| EXERCISE DIRECTIONS |
Which lines of the listing below contain the word "ESPAÑA"? Return them.

| DATA UNDER STUDY |
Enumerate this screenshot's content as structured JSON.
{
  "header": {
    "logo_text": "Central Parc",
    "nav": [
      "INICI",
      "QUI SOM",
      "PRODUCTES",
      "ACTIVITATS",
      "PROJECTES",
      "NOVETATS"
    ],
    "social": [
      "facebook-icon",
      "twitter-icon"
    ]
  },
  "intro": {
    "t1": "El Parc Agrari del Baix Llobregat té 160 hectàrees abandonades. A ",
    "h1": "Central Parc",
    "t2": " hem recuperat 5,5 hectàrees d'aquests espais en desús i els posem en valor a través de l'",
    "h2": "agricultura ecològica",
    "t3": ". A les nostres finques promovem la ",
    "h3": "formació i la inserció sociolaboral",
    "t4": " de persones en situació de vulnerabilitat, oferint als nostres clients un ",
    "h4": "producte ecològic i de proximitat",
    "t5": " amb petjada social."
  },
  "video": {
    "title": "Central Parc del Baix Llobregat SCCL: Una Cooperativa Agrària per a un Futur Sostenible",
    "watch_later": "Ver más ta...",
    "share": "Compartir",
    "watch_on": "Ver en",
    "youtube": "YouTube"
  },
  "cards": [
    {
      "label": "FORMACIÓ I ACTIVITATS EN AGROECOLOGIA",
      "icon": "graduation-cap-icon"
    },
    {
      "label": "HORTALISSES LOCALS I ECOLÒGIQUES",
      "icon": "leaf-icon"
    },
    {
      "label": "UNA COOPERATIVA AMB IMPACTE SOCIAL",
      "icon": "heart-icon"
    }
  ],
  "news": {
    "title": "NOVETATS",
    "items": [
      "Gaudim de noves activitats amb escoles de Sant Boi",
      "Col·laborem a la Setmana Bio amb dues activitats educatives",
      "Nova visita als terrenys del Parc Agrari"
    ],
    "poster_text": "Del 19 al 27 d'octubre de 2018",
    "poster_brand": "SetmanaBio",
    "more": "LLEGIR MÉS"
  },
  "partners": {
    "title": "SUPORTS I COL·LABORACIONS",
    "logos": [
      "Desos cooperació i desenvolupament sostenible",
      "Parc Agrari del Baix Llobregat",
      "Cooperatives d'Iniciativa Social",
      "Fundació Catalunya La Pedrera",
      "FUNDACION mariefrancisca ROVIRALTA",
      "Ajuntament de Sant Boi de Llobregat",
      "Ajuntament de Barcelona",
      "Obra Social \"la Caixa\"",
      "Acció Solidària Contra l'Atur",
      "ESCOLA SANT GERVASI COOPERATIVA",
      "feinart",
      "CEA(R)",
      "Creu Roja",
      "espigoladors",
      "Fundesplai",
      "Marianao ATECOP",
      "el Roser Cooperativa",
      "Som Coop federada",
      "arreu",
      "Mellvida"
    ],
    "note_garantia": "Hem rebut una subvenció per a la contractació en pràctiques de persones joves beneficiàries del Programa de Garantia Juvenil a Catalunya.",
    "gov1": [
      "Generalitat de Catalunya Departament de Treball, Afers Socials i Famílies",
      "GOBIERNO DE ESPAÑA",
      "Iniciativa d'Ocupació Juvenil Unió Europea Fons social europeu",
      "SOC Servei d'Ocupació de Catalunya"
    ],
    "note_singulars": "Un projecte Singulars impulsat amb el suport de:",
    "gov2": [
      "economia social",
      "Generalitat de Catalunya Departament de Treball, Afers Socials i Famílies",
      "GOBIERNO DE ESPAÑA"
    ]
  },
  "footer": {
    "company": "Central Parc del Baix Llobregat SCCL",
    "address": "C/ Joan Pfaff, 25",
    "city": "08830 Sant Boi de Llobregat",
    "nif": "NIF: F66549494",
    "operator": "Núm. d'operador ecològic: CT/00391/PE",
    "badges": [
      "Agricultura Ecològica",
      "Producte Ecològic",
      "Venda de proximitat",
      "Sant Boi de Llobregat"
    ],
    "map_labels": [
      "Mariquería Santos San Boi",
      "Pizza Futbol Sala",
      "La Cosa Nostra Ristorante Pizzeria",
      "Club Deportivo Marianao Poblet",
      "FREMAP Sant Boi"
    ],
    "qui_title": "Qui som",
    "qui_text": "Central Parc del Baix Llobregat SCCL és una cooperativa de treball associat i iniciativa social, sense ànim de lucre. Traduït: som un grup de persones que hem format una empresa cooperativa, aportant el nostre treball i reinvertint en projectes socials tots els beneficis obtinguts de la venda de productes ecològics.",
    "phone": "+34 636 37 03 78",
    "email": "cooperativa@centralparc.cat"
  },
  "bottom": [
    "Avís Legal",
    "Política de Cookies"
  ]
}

| RESPONSE AREA |
      "GOBIERNO DE ESPAÑA",
      "GOBIERNO DE ESPAÑA"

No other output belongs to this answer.